**Supplied material**
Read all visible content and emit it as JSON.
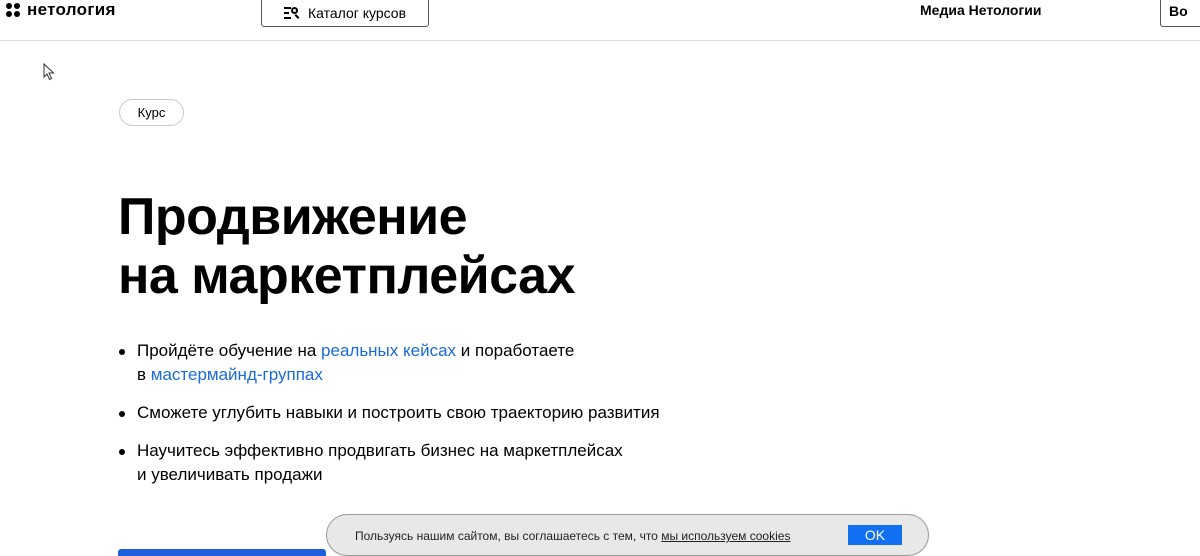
{
  "header": {
    "logo_text": "нетология",
    "catalog_label": "Каталог курсов",
    "media_label": "Медиа Нетологии",
    "right_button_label": "Во"
  },
  "hero": {
    "badge": "Курс",
    "title_line1": "Продвижение",
    "title_line2": "на маркетплейсах",
    "bullets": [
      {
        "part1": "Пройдёте обучение на ",
        "link1": "реальных кейсах",
        "part2": " и поработаете",
        "part3": "в ",
        "link2": "мастермайнд-группах"
      },
      {
        "text": "Сможете углубить навыки и построить свою траекторию развития"
      },
      {
        "line1": "Научитесь эффективно продвигать бизнес на маркетплейсах",
        "line2": "и увеличивать продажи"
      }
    ]
  },
  "cookie": {
    "text": "Пользуясь нашим сайтом, вы соглашаетесь с тем, что ",
    "link": "мы используем cookies",
    "ok_label": "OK"
  },
  "colors": {
    "link": "#1a6ad8",
    "accent": "#1170f2"
  },
  "icons": [
    "logo-icon",
    "catalog-search-icon",
    "mouse-cursor-icon"
  ]
}
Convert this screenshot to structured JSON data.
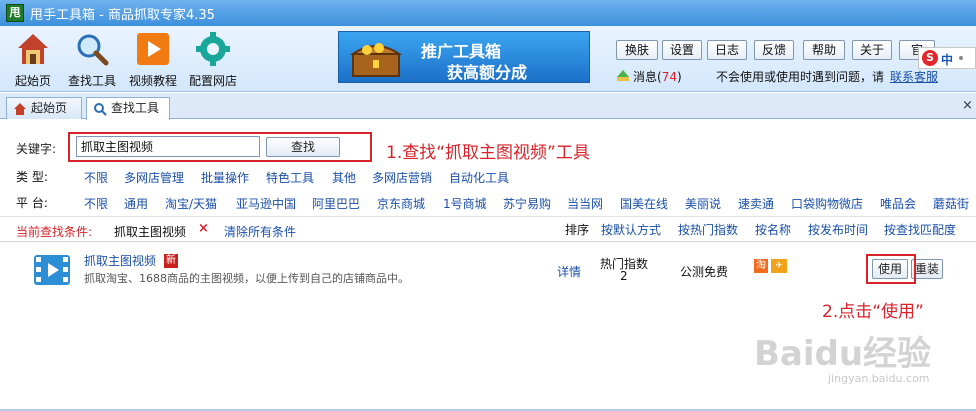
{
  "window": {
    "logo_char": "甩",
    "title": "甩手工具箱 - 商品抓取专家4.35"
  },
  "toolbar": {
    "buttons": [
      {
        "label": "起始页",
        "icon": "home-icon"
      },
      {
        "label": "查找工具",
        "icon": "magnifier-icon"
      },
      {
        "label": "视频教程",
        "icon": "play-icon"
      },
      {
        "label": "配置网店",
        "icon": "gear-icon"
      }
    ],
    "banner": {
      "line1": "推广工具箱",
      "line2": "获高额分成"
    },
    "small_buttons": [
      "换肤",
      "设置",
      "日志",
      "反馈",
      "帮助",
      "关于",
      "官"
    ],
    "messages_label": "消息(",
    "messages_count": "74",
    "messages_close": ")",
    "help_text": "不会使用或使用时遇到问题，请",
    "service_link": "联系客服"
  },
  "ime": {
    "logo": "S",
    "mode": "中"
  },
  "tabs": [
    {
      "label": "起始页",
      "icon": "home-icon",
      "active": false
    },
    {
      "label": "查找工具",
      "icon": "magnifier-icon",
      "active": true
    }
  ],
  "search": {
    "label": "关键字:",
    "value": "抓取主图视频",
    "button": "查找",
    "annotation": "1.查找“抓取主图视频”工具"
  },
  "filters": {
    "type_label": "类  型:",
    "types": [
      "不限",
      "多网店管理",
      "批量操作",
      "特色工具",
      "其他",
      "多网店营销",
      "自动化工具"
    ],
    "platform_label": "平  台:",
    "platforms": [
      "不限",
      "通用",
      "淘宝/天猫",
      "亚马逊中国",
      "阿里巴巴",
      "京东商城",
      "1号商城",
      "苏宁易购",
      "当当网",
      "国美在线",
      "美丽说",
      "速卖通",
      "口袋购物微店",
      "唯品会",
      "蘑菇街"
    ]
  },
  "conditions": {
    "label": "当前查找条件:",
    "value": "抓取主图视频",
    "remove": "×",
    "clear": "清除所有条件",
    "sort_label": "排序",
    "sort_options": [
      "按默认方式",
      "按热门指数",
      "按名称",
      "按发布时间",
      "按查找匹配度"
    ]
  },
  "result": {
    "name": "抓取主图视频",
    "badge": "新",
    "description": "抓取淘宝、1688商品的主图视频，以便上传到自己的店铺商品中。",
    "details": "详情",
    "hot_label": "热门指数",
    "hot_value": "2",
    "license": "公测免费",
    "platform_icon_1": "淘",
    "use_button": "使用",
    "reinstall_button": "重装",
    "annotation": "2.点击“使用”"
  },
  "watermark": {
    "text": "Baidu经验",
    "url": "jingyan.baidu.com"
  },
  "colors": {
    "accent_red": "#d9232b",
    "link_blue": "#1a4fa8",
    "title_blue": "#3d8fdc"
  }
}
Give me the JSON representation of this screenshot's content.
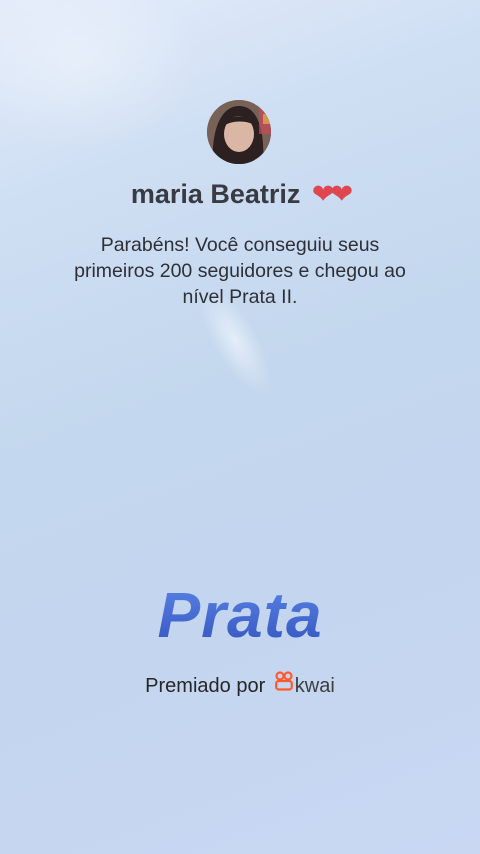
{
  "profile": {
    "username": "maria Beatriz",
    "hearts": "❤❤"
  },
  "achievement": {
    "message": "Parabéns! Você conseguiu seus primeiros 200 seguidores e chegou ao nível Prata II.",
    "tier_title": "Prata",
    "awarded_by": "Premiado por",
    "brand": "kwai"
  },
  "colors": {
    "tier_title": "#3b5fc7",
    "brand_logo": "#ff5a2c",
    "hearts": "#e0464f"
  }
}
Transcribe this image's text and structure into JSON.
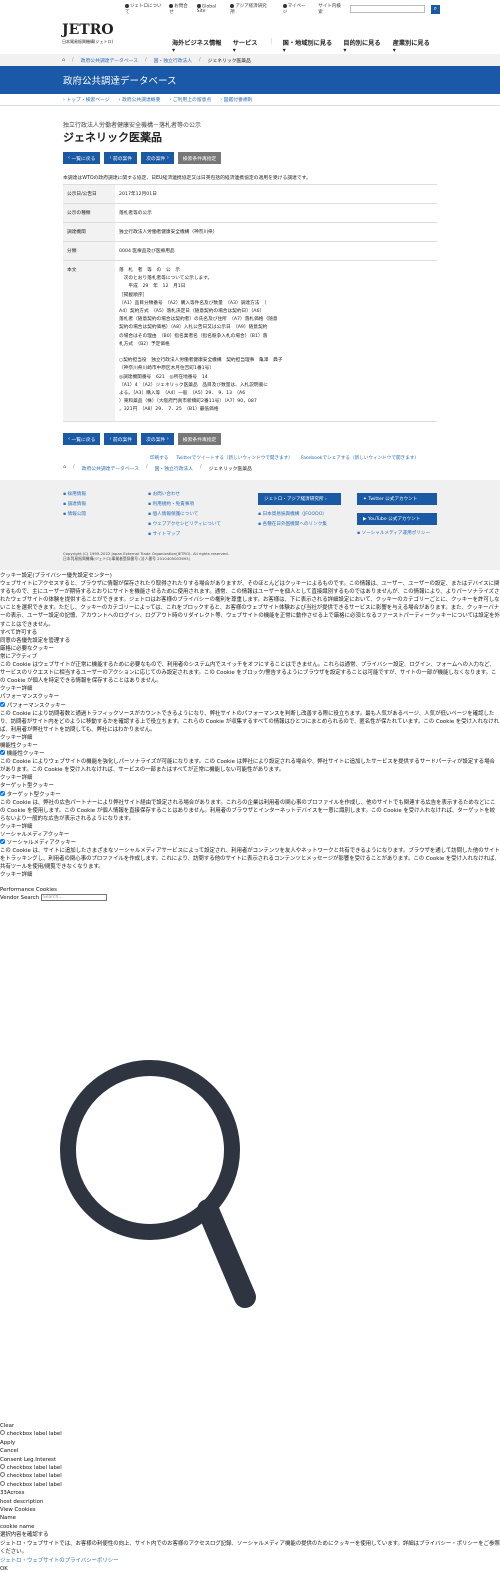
{
  "util": {
    "about": "ジェトロについて",
    "contact": "お問合せ",
    "global": "Global Site",
    "ide": "アジア経済研究所",
    "mypage": "マイページ",
    "search_ph": "サイト内検索"
  },
  "logo": {
    "name": "JETRO",
    "sub": "日本貿易振興機構(ジェトロ)"
  },
  "gnav": [
    "海外ビジネス情報",
    "サービス",
    "国・地域別に見る",
    "目的別に見る",
    "産業別に見る"
  ],
  "crumb1": [
    "政府公共調達データベース",
    "国・独立行政法人",
    "ジェネリック医薬品"
  ],
  "banner": "政府公共調達データベース",
  "subnav": [
    "トップ・検索ページ",
    "政府公共調達概要",
    "ご利用上の留意点",
    "図鑑付番規則"
  ],
  "pre": "独立行政法人労働者健康安全機構－落札者等の公示",
  "title": "ジェネリック医薬品",
  "buttons": [
    "一覧に戻る",
    "前の案件",
    "次の案件",
    "検索条件再指定"
  ],
  "lead": "本調達はWTOの政府調達に関する協定、日EU経済連携協定又は日英包括的経済連携協定の適用を受ける調達です。",
  "table": [
    {
      "k": "公示日/公告日",
      "v": "2017年12月01日"
    },
    {
      "k": "公示の種類",
      "v": "落札者等の公示"
    },
    {
      "k": "調達機関",
      "v": "独立行政法人労働者健康安全機構（神奈川県）"
    },
    {
      "k": "分類",
      "v": "0004 医療品及び医療用品"
    }
  ],
  "body_k": "本文",
  "body_v": "落　札　者　等　の　公　示\n　次のとおり落札者等について公示します。\n　　平成　29　年　12　月1日\n［掲載順序］\n（A1）品目分類番号　（A2）購入等件名及び数量　（A3）調達方法　（\nA4）契約方式　（A5）落札決定日（随意契約の場合は契約日）（A6）\n落札者（随意契約の場合は契約者）の氏名及び住所　（A7）落札価格（随意\n契約の場合は契約価格）（A8）入札公告日又は公示日　（A9）随意契約\nの場合はその理由　（B0）指名業者名（指名競争入札の場合）（B1）落\n札方式　（B2）予定価格\n\n○契約担当役　独立行政法人労働者健康安全機構　契約担当理事　亀澤　典子\n（神奈川県川崎市中原区木月住吉町1番1号）\n◎調達機関番号　621　◎所在地番号　14\n（A1）4　（A2）ジェネリック医薬品　品目及び数量は、入札説明書に\nよる。（A3）購入等　（A4）一般　（A5）29．　9．13　（A6\n）東和薬品（株）（大阪府門真市新橋町2番11号）（A7）90，087\n，321円　（A8）29．　7．25　（B1）最低価格",
  "share": [
    "印刷する",
    "Twitterでツイートする（新しいウィンドウで開きます）",
    "Facebookでシェアする（新しいウィンドウで開きます）"
  ],
  "crumb2": [
    "政府公共調達データベース",
    "国・独立行政法人",
    "ジェネリック医薬品"
  ],
  "footer": {
    "col1": [
      "採用情報",
      "調達情報",
      "情報公開"
    ],
    "col2": [
      "お問い合わせ",
      "利用規約・免責事項",
      "個人情報保護について",
      "ウェブアクセシビリティについて",
      "サイトマップ"
    ],
    "ide_btn": "ジェトロ・アジア経済研究所",
    "col3": [
      "日本貿易振興機構（JFOODO）",
      "各種在日外国機関へのリンク集"
    ],
    "tw": "Twitter 公式アカウント",
    "yt": "YouTube 公式アカウント",
    "social": "ソーシャルメディア運用ポリシー",
    "copy1": "Copyright (C) 1995-2022 Japan External Trade Organization(JETRO). All rights reserved.",
    "copy2": "日本貿易振興機構(ジェトロ)事業者登録番号 (法人番号 2010405003693)"
  },
  "cookie": {
    "h": "クッキー設定(プライバシー優先設定センター)",
    "intro": "ウェブサイトにアクセスすると、ブラウザに情報が保存されたり取得されたりする場合がありますが、そのほとんどはクッキーによるものです。この情報は、ユーザー、ユーザーの設定、またはデバイスに関するもので、主にユーザーが期待するとおりにサイトを機能させるために使用されます。通常、この情報はユーザーを個人として直接識別するものではありませんが、この情報により、よりパーソナライズされたウェブサイトの体験を提供することができます。ジェトロはお客様のプライバシーの権利を尊重します。お客様は、下に表示される詳細設定において、クッキーのカテゴリーごとに、クッキーを許可しないことを選択できます。ただし、クッキーのカテゴリーによっては、これをブロックすると、お客様のウェブサイト体験および当社が提供できるサービスに影響を与える場合があります。また、クッキーバナーの表示、ユーザー設定の記憶、アカウントへのログイン、ログアウト時のリダイレクト等、ウェブサイトの機能を正常に動作させる上で厳格に必須となるファーストパーティークッキーについては設定を外すことはできません。",
    "allow_all": "すべて許可する",
    "manage": "同意の各優先設定を管理する",
    "strict": "厳格に必要なクッキー",
    "always": "常にアクティブ",
    "strict_d": "この Cookie はウェブサイトが正常に機能するために必要なもので、利用者のシステム内でスイッチをオフにすることはできません。これらは通常、プライバシー設定、ログイン、フォームへの入力など、サービスのリクエストに相当するユーザーのアクションに応じてのみ設定されます。この Cookie をブロック/警告するようにブラウザを設定することは可能ですが、サイトの一部が機能しなくなります。この Cookie が個人を特定できる情報を保存することはありません。",
    "detail": "クッキー詳細",
    "perf": "パフォーマンスクッキー",
    "perf_d": "この Cookie により訪問者数と通過トラフィックソースがカウントできるようになり、弊社サイトのパフォーマンスを判断し改善する際に役立ちます。最も人気があるページ、人気が低いページを確認したり、訪問者がサイト内をどのように移動するかを確認する上で役立ちます。これらの Cookie が収集するすべての情報はひとつにまとめられるので、匿名性が保たれています。この Cookie を受け入れなければ、利用者が弊社サイトを訪問しても、弊社にはわかりません。",
    "func": "機能性クッキー",
    "func_d": "この Cookie によりウェブサイトの機能を強化しパーソナライズが可能になります。この Cookie は弊社により設定される場合や、弊社サイトに追加したサービスを提供するサードパーティが設定する場合があります。この Cookie を受け入れなければ、サービスの一部またはすべてが正常に機能しない可能性があります。",
    "target": "ターゲット型クッキー",
    "target_d": "この Cookie は、弊社の広告パートナーにより弊社サイト経由で設定される場合があります。これらの企業は利用者の関心事のプロファイルを作成し、他のサイトでも関連する広告を表示するためなどにこの Cookie を使用します。この Cookie が個人情報を直接保存することはありません。利用者のブラウザとインターネットデバイスを一意に識別します。この Cookie を受け入れなければ、ターゲットを絞らないより一般的な広告が表示されるようになります。",
    "social": "ソーシャルメディアクッキー",
    "social_d": "この Cookie は、サイトに追加したさまざまなソーシャルメディアサービスによって設定され、利用者がコンテンツを友人やネットワークと共有できるようになります。ブラウザを通して訪問した他のサイトをトラッキングし、利用者の関心事のプロファイルを作成します。これにより、訪問する他のサイトに表示されるコンテンツとメッセージが影響を受けることがあります。この Cookie を受け入れなければ、共有ツールを使用/閲覧できなくなります。",
    "perf_cookies": "Performance Cookies",
    "vendor": "Vendor Search",
    "vendor_ph": "Search..."
  },
  "lower": {
    "clear": "Clear",
    "cb": "checkbox label label",
    "apply": "Apply",
    "cancel": "Cancel",
    "consent": "Consent Leg.Interest",
    "across": "33Across",
    "host": "host description",
    "view": "View Cookies",
    "name": "Name",
    "cookie_name": "cookie name",
    "select": "選択内容を確認する",
    "notice": "ジェトロ・ウェブサイトでは、お客様の利便性の向上、サイト内でのお客様のアクセスログ記録、ソーシャルメディア機能の提供のためにクッキーを使用しています。詳細はプライバシー・ポリシーをご参照ください。",
    "policy": "ジェトロ・ウェブサイトのプライバシーポリシー",
    "ok": "OK"
  }
}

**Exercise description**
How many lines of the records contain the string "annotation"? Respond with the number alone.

**Exercise solution**
2